Saturday, March 01, 2008

Robin Williams and the heretics


Thanks to GQ (reader, not magazine) for passing along this video from c. 2000 when the A&E network did their "Biography of the Millennium" series. Shakespeare not surprisingly merits a segment of his own. What is somewhat surprising is comedian Robin Williams discussing the case for Edward de Vere as Shakespeare.

Williams says, in the bit that begins at the 4 minute, 5 second mark, "[Anti-Stratfordians] also think of not only Francis Bacon but also the Earl of Oxford. There's a huge debate about that.
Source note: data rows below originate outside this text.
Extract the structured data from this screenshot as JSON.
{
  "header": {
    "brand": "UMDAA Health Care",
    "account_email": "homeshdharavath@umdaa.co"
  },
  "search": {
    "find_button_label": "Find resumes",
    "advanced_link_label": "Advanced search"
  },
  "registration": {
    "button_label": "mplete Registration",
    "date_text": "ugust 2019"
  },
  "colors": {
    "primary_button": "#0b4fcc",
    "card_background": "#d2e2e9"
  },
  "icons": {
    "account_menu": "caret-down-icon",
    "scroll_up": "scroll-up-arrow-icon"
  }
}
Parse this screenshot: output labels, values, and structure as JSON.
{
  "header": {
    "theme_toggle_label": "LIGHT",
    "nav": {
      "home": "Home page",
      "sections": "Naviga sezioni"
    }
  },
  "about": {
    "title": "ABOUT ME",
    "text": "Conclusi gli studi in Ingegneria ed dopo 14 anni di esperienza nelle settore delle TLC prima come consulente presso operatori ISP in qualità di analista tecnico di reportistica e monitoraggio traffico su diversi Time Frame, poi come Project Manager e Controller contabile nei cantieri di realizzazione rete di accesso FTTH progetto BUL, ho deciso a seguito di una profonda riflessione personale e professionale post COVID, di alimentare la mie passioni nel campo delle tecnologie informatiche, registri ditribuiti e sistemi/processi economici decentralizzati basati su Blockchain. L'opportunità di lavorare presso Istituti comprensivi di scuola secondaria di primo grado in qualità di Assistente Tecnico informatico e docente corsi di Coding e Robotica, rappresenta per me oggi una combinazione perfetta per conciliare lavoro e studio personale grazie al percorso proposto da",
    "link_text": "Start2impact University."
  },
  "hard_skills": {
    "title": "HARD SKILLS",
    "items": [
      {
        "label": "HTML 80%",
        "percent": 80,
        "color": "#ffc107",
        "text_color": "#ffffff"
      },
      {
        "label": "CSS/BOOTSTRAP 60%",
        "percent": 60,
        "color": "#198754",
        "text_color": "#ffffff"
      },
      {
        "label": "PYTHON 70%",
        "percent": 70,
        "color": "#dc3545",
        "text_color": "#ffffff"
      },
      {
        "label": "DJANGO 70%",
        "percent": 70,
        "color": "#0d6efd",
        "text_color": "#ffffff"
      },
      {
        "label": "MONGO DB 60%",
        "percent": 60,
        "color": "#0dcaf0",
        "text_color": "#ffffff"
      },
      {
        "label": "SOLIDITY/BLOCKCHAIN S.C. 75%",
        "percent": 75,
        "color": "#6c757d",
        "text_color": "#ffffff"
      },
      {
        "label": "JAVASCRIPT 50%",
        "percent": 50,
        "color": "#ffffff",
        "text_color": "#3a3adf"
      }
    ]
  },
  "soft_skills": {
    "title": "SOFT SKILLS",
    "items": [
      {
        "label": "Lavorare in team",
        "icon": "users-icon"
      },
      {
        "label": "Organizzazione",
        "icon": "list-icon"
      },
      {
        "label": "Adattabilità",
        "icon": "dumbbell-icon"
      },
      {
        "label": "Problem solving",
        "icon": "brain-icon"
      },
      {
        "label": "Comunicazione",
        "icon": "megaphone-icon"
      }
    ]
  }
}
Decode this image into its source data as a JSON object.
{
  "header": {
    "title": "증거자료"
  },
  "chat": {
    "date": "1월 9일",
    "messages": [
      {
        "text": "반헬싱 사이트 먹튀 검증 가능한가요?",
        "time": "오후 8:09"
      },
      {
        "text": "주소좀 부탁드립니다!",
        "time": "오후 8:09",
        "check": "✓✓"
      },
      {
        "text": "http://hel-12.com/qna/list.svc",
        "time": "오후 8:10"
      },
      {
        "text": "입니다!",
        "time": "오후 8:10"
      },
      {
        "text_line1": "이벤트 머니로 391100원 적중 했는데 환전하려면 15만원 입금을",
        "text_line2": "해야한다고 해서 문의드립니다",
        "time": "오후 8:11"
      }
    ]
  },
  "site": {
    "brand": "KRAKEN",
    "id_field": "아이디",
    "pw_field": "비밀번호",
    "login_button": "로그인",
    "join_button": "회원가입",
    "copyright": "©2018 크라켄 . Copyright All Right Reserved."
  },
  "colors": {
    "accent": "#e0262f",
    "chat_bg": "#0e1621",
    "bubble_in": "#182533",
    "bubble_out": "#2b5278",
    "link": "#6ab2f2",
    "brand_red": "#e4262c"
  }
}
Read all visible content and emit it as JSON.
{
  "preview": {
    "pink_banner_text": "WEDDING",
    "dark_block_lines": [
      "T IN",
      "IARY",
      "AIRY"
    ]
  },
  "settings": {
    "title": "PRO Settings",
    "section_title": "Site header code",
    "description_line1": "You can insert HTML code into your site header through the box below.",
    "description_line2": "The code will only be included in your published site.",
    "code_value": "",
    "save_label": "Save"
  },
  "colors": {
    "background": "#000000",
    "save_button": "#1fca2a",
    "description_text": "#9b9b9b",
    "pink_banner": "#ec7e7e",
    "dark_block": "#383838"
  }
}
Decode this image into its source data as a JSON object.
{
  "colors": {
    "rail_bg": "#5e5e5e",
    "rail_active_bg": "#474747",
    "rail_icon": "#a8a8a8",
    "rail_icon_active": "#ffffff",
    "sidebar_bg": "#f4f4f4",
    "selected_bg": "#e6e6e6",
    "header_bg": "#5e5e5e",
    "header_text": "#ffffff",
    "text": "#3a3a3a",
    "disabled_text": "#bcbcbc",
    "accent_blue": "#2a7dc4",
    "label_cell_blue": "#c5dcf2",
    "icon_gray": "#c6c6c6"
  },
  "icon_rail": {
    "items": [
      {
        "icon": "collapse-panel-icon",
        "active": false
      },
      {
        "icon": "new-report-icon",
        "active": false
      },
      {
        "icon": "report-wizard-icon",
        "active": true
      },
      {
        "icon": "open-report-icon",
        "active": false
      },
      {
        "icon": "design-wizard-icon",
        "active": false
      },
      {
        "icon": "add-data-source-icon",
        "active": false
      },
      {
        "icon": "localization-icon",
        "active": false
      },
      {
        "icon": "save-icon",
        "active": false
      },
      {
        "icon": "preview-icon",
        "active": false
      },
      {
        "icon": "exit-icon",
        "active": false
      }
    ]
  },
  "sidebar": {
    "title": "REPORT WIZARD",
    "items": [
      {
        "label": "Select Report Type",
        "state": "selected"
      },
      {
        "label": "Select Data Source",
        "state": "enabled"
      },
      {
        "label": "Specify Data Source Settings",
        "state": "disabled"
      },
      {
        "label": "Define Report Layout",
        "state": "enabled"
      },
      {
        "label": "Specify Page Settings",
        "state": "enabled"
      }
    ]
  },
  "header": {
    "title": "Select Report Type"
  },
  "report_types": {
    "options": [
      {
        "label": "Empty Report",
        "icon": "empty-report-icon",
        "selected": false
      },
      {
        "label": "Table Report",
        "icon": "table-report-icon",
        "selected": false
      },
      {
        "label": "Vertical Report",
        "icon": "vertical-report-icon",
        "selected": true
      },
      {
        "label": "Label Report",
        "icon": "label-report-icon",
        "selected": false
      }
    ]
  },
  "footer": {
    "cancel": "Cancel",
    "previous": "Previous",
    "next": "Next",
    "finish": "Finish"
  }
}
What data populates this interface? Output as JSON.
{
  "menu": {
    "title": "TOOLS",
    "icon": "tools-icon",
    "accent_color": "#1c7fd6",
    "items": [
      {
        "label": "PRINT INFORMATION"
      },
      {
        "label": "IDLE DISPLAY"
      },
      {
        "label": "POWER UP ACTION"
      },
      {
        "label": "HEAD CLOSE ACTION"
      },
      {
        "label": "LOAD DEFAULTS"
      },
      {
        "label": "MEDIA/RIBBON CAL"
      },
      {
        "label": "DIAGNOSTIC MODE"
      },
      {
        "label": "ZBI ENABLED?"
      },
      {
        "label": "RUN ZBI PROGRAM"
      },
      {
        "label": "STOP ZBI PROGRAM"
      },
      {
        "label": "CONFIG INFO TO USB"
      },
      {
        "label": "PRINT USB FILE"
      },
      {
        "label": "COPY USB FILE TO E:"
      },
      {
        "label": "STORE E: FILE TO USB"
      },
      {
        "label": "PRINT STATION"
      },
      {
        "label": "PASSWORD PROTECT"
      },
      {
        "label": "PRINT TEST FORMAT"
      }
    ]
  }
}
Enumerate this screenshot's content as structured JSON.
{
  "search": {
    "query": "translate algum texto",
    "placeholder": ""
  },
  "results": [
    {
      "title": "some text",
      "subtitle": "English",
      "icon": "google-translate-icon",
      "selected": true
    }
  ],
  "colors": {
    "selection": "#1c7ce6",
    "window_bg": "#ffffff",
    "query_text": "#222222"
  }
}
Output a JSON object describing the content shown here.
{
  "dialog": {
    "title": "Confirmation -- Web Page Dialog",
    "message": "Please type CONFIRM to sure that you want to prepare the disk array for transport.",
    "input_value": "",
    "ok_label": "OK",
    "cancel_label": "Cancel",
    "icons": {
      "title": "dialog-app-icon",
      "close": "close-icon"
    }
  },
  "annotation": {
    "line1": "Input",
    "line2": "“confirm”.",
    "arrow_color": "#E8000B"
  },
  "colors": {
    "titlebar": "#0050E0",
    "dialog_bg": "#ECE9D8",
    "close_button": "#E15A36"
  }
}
Here's the deal. ... Look in the plays. There's incredible references in Latin, Greek, travel. The scope is global."

If you skip ahead to 4:05 into the segment, though, you'll miss (at 3:10) Williams riffing on The Two Gentleman of Malibu and Richard IV (i.e. Tricky Dick). Brilliant stuff.

2 comments:

George Anderson said...

Robin Williams’ comments regarding the Shakespeare texts are golden: “…Latin, Greek, travel. The scope is global.” Mr. Williams affirms what I feel strongly about, namely that the author of Shakespeare was at heart a philosopher. And as a “lover of wisdom,” he used the medium of theater to convey his “global” message to a reluctant world: somewhat akin to Plato who used the literary dialogue to stage Socrates with friends in the agora (marketplace).
This shift of Shakespeare’s identity offers two advantages to the authorship debate. First, philosophers work in “schools” and study texts that reference prior knowledge/wisdom. If Shakespeare hints of a Platonic tone, then where did that tone come from? “Shakespeare by Another Name” offers a compelling answer. Edward de Vere.
Secondly, another advantage involves the academy (where much of the authorship controversy is raging). It moves the center of gravity of Shakespeare studies from English/Theater departments into Philosophy where currently it is an orphan. And it will stay a philosophical orphan until the dots are connected and students open their eyes. Here is one source that has what modernity has been in great need of: ethics, political theory that includes a balance of political myth and civic fairness, religious tolerance and existential questioning.
And to know that Edward de Vere and Francis Bacon were cousins, it adds more flavor to the stew!

art said...

Also see: http://tinyurl.com/2ml2ez